Dataset records:
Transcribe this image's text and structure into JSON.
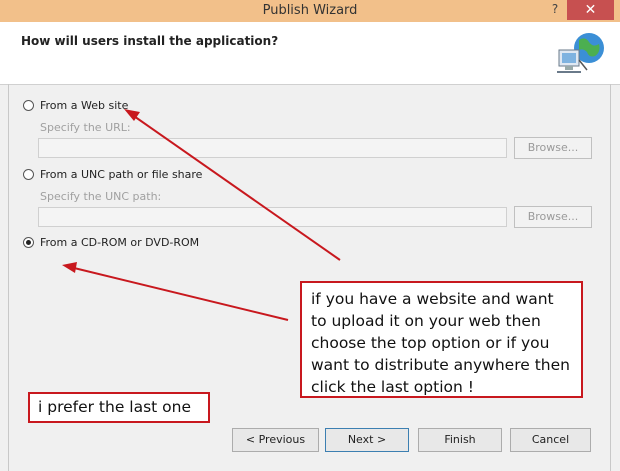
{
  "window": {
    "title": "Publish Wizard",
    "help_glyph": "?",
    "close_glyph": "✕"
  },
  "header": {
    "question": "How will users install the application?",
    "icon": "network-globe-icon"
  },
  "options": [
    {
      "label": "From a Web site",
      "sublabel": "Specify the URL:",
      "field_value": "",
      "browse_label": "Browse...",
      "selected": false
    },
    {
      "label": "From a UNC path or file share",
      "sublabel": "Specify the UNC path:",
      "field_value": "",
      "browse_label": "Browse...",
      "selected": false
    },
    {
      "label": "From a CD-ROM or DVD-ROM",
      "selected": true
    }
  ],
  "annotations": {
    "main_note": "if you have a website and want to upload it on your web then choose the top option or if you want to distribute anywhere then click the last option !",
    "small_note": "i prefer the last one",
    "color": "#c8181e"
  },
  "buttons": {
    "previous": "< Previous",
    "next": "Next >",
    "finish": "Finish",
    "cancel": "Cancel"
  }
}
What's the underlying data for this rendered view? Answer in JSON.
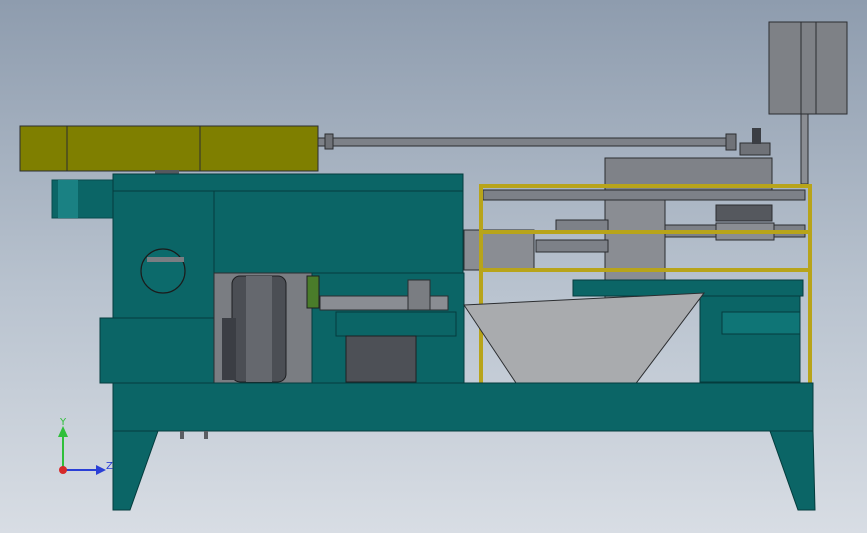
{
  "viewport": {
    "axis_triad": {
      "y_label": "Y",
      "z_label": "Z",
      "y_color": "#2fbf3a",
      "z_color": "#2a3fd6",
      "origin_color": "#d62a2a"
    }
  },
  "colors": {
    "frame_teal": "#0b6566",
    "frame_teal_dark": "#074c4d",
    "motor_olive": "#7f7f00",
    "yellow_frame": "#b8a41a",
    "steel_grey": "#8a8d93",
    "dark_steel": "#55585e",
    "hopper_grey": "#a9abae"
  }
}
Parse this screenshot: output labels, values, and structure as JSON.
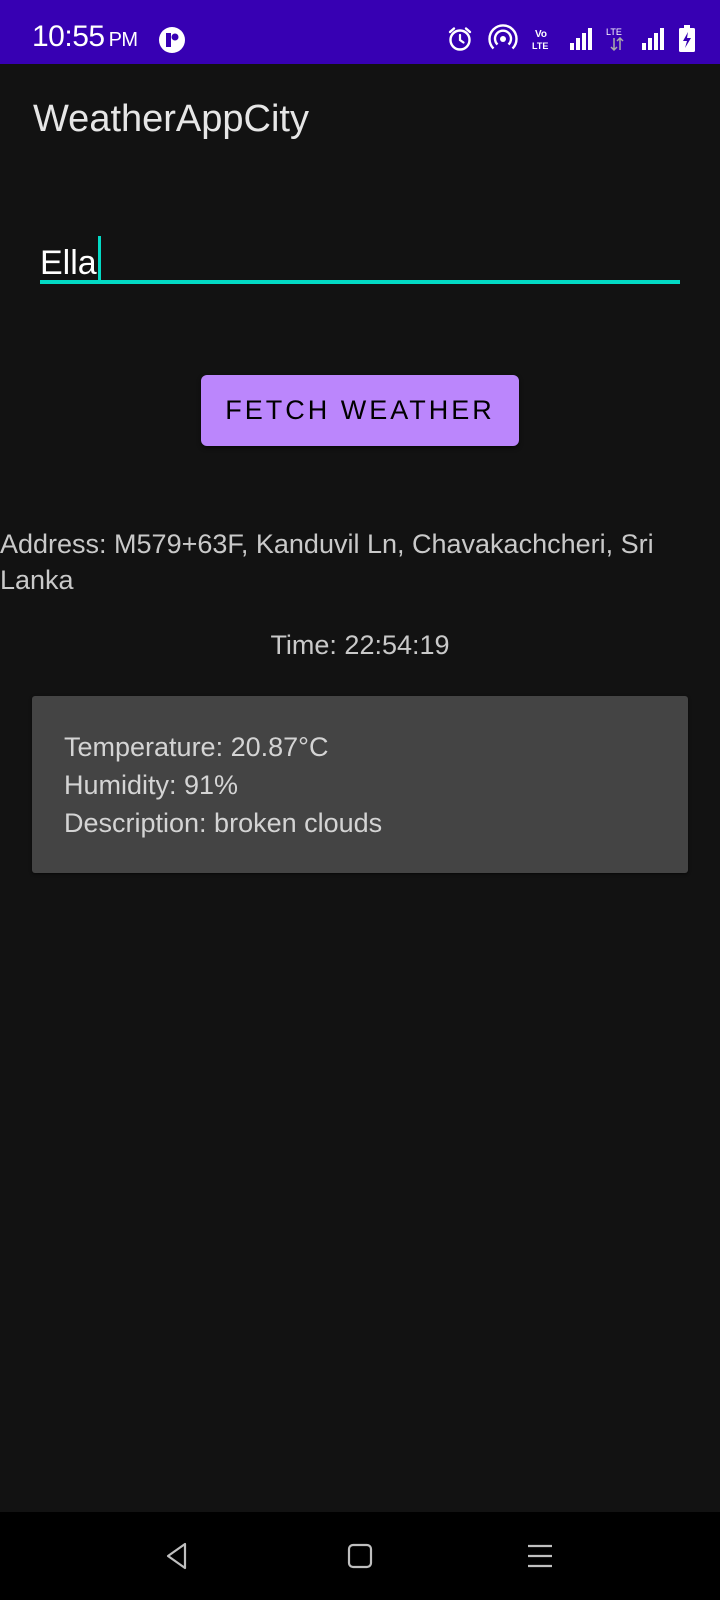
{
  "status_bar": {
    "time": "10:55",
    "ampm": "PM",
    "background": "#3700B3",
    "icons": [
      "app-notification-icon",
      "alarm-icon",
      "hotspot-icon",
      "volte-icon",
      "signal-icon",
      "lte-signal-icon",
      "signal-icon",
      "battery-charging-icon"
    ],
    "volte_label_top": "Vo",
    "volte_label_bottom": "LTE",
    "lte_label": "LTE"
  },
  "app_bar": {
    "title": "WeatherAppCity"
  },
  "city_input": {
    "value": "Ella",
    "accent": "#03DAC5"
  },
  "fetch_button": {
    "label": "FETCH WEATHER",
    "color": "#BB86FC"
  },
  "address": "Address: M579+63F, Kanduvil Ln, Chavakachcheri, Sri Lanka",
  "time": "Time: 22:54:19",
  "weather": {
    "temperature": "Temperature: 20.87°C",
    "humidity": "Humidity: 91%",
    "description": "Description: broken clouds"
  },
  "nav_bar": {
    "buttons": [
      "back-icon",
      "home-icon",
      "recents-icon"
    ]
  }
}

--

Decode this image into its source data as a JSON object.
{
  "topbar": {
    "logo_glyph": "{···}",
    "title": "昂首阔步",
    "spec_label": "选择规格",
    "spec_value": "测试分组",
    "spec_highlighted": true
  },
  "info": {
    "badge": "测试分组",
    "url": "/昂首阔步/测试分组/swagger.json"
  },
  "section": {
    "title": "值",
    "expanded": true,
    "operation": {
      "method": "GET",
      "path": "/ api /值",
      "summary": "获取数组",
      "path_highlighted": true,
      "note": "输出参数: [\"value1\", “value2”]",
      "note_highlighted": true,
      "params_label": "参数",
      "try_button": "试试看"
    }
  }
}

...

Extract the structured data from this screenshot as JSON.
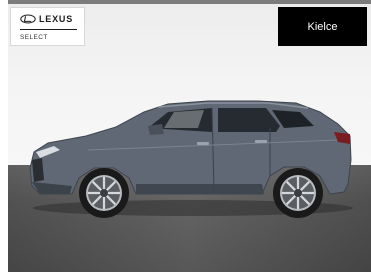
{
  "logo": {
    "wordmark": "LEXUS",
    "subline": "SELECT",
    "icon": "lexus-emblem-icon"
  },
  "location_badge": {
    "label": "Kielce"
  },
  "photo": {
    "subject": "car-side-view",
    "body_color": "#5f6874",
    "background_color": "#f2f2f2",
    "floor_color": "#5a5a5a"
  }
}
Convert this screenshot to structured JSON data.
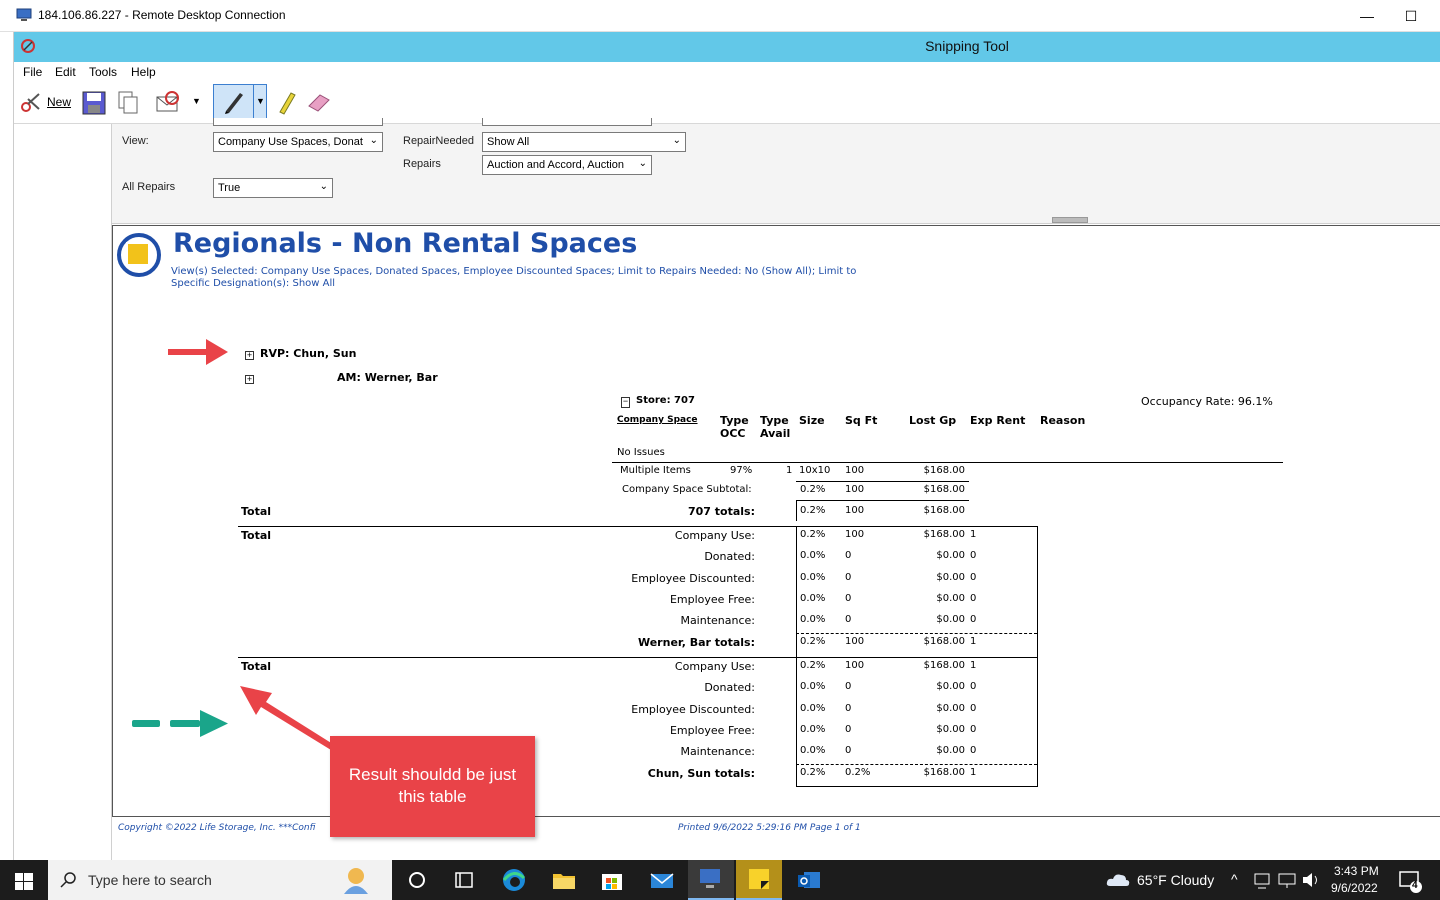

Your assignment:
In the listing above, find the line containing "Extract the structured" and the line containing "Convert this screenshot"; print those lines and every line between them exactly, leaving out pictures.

Worked solution:
Extract the structured data from this screenshot as JSON.
{
  "logo": {
    "wordmark": "LEXUS",
    "subline": "SELECT",
    "icon": "lexus-emblem-icon"
  },
  "location_badge": {
    "label": "Kielce"
  },
  "photo": {
    "subject": "car-side-view",
    "body_color": "#5f6874",
    "background_color": "#f2f2f2",
    "floor_color": "#5a5a5a"
  }
}
Convert this screenshot to structured JSON data.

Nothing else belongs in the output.